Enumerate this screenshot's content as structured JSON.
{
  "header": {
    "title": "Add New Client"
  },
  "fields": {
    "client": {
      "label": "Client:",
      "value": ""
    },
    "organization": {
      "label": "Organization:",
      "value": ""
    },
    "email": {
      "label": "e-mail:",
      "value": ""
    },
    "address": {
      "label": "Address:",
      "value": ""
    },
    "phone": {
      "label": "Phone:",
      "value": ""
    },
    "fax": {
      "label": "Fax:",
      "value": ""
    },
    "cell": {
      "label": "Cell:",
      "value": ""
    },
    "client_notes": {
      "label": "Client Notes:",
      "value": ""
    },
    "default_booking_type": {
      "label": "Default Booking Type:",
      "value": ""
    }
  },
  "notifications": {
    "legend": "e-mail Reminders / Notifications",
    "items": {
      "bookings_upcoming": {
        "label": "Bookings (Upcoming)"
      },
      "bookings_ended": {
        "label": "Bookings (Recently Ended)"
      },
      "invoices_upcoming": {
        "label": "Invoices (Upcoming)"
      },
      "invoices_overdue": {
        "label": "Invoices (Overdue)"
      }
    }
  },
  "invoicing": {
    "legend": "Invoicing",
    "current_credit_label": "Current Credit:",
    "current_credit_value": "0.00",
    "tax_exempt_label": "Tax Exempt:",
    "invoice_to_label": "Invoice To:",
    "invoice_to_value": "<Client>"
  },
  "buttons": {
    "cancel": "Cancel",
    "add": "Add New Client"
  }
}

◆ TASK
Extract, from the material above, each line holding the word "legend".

◆ OUTPUT
    "legend": "e-mail Reminders / Notifications",
    "legend": "Invoicing",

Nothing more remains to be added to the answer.